Voters wait in line at PS 175 in Harlem this morning (via Flickr)

Voters wait in line at PS 175 in Harlem this morning (via Flickr)

Election Day marks the only time all year that many New Yorkers ever set foot inside their local public school.

What did you notice about the school you visited today? Did you learn anything new about your neighborhood school?

At This Week in Education, Alexander Russo writes that he thinks the practice of locating polls inside schools “legitimizes schools.” And at TAPPED, the blog of the American Prospect magazine, Dana Goldstein writes that it could also help break down stereotypes about urban schools:

One of the best things about voting is getting to spend some time inside a local public school. This is especially important in mixed-income, multi-racial neighborhoods like mine, where many affluent white parents have negative stereotypes about the level of disorder inside public schools. … I voted at Bell Multicultural High School in the Columbia Heights neighborhood of D.C. School was in session, and the students were just amazing.

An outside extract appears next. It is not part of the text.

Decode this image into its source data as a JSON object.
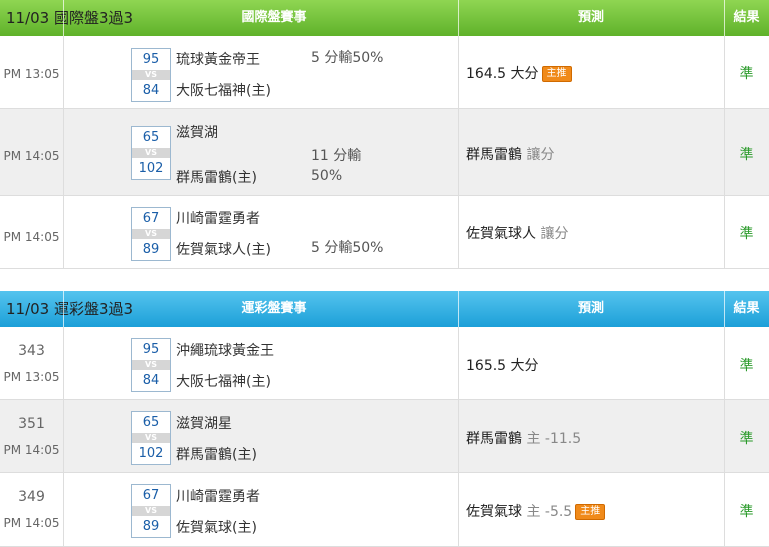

But something Goldstein points out about the school in another post about her voting experience could be a turnoff to some parents: Anyone entering, including voters, must go through a metal detector.